Furthermore, on a larger scale, it is designed to represent the experience of African-Americans living with systemic racism. In other words, it constrains and stifles them. Therefore, it would appear that the singer is advocating for several reforms as a means of responding to these ongoing injustices.
For starters, Black people should start loving themselves more. As a corollary, she hopes that people would have more compassion for what they are going through. This is one of the songs about dirty cops that reflects on a lot of things.
4. “World on Fire” By Daughtry
Do you recall the bushfires that ravaged Australia in the years 2019 and 2020? As well as taking a few lives, they were a massive ecological and economical disaster for Australia.
It also appears that the event was widely covered by news outlets around the world. There have been so many changes even between then and the end of 2020 that it’s easy to forget that this even happened.
The song’s title, then, has a dual meaning in terms of the literal and the figurative. The climax of those aforementioned wildfires, which occurred in January 2020, served as direct inspiration.
However, many listeners would interpret the song’s lyrical symbolism and the timing of its release (the second half of 2020) as evidence that it was written around the coronavirus epidemic, the George Floyd protests, or something along those lines. Chris Daughtry had concluded that “it was as if (Daughtry) had a crystal ball,” or could foresee the future when they were writing this song.
Some critics have even labeled this tune as apocalyptic, so it seems we have concluded. That’s the general mood of the piece.
The singer isn’t feeling very optimistic about either the present or the future. In addition to this, shall we say, Biblical fatalism, there is an additional focus on police brutality and violence against the police, all of which truly caught us off guard in 2020?
5. “Commander in Chief” By Demi Lovato
Demi Lovato’s single “Commander in Chief” is a scathing indictment of the president’s handling of several pressing issues facing the country in 2020. She asks him many pointed questions to get a response from him.
The majority of these inquiries are focused on his thoughts on racial inequality and the Coronavirus pandemic, both of which affected several people at the time the song was written.
At the start of the song, the performer criticizes Trump for being insensitive to the plight of others. This is because he has shown a “lackadaisical” attitude toward several pressing American problems, including the California wildfires, the coronavirus pandemic, corrupt law enforcement, and racial inequality.
She doesn’t understand how he can rest and breathe while so many people are dying and chaos reigns throughout the country.
Demi encourages her audience to keep up the battle for what they believe in during the bridge.

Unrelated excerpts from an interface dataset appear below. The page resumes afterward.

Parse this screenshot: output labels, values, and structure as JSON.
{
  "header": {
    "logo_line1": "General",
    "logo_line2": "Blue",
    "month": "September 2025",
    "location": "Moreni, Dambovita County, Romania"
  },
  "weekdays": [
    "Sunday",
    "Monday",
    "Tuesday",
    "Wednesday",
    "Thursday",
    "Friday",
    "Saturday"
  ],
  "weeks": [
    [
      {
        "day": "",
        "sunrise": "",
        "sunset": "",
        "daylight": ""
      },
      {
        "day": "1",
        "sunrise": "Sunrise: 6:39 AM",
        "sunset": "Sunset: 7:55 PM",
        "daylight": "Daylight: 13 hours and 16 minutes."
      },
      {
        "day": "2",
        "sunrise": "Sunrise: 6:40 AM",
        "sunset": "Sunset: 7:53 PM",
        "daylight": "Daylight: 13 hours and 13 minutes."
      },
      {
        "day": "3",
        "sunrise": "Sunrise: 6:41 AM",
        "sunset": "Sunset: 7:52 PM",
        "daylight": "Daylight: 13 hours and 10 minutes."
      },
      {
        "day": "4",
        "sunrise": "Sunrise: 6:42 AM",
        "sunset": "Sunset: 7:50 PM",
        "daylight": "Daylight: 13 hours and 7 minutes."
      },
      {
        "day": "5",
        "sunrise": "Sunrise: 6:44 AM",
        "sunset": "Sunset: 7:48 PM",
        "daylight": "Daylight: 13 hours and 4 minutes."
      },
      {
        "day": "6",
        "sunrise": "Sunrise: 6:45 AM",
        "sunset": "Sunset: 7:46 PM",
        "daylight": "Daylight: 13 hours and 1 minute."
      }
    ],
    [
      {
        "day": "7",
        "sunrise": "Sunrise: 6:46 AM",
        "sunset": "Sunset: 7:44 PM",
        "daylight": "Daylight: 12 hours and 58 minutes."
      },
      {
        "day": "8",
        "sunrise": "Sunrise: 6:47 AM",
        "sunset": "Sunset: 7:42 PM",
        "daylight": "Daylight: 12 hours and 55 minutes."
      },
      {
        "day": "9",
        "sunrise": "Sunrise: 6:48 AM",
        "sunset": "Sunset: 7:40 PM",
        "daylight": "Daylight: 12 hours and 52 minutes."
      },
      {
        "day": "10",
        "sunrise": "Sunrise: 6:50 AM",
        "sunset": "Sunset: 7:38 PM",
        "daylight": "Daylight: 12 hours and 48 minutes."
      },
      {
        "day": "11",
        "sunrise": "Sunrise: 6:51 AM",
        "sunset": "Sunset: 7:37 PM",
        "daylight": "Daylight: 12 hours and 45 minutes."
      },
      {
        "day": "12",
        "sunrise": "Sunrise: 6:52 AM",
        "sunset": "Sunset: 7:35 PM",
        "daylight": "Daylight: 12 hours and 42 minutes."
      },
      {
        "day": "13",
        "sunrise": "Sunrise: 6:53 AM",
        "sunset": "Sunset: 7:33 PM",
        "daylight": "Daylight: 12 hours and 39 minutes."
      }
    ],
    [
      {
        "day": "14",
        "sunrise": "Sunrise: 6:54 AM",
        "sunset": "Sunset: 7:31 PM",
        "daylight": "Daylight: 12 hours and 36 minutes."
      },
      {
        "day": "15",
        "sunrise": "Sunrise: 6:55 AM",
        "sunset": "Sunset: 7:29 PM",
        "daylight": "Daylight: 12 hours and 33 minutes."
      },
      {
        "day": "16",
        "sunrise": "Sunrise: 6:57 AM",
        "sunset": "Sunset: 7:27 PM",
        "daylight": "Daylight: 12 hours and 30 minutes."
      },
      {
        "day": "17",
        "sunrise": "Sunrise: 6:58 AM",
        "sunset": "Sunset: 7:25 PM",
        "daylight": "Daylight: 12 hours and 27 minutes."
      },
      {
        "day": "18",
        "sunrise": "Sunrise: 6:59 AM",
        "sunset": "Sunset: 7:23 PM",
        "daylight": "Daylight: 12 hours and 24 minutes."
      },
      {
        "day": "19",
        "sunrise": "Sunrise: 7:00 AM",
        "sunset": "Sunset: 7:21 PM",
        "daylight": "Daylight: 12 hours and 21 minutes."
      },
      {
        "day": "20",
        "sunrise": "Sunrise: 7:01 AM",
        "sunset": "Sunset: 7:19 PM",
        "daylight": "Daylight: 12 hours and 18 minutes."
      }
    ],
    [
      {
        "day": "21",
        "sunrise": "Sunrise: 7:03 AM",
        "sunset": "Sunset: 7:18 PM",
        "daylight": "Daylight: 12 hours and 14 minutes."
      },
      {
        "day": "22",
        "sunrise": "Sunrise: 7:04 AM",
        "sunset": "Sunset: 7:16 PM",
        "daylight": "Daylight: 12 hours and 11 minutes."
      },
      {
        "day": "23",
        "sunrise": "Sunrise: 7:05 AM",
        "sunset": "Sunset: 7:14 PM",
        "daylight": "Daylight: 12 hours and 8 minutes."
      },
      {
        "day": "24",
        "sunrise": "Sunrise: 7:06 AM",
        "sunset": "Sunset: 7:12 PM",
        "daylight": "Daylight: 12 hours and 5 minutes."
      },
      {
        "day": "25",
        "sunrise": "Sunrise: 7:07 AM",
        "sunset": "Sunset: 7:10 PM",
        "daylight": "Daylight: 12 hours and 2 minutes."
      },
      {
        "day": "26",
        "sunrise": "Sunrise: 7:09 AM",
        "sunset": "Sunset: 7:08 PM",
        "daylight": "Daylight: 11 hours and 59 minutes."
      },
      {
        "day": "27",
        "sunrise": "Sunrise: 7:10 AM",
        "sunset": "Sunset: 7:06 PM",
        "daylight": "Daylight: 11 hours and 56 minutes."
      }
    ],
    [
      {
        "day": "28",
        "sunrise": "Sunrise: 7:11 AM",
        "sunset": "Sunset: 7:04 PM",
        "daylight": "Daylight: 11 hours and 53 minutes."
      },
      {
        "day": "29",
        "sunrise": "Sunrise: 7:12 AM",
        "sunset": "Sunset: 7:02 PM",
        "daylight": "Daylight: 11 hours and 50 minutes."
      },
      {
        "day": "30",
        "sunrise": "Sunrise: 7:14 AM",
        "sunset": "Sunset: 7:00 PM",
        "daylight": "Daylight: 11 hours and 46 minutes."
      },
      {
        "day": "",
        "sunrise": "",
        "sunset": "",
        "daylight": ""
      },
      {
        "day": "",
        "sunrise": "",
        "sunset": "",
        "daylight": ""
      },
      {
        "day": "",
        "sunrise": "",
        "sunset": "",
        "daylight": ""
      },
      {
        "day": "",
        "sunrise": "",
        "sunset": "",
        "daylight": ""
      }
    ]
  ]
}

Probably the Black Lives Matter Movement, she supports protests. She also urges eligible U.S. citizens to cast ballots in the 2020 presidential election.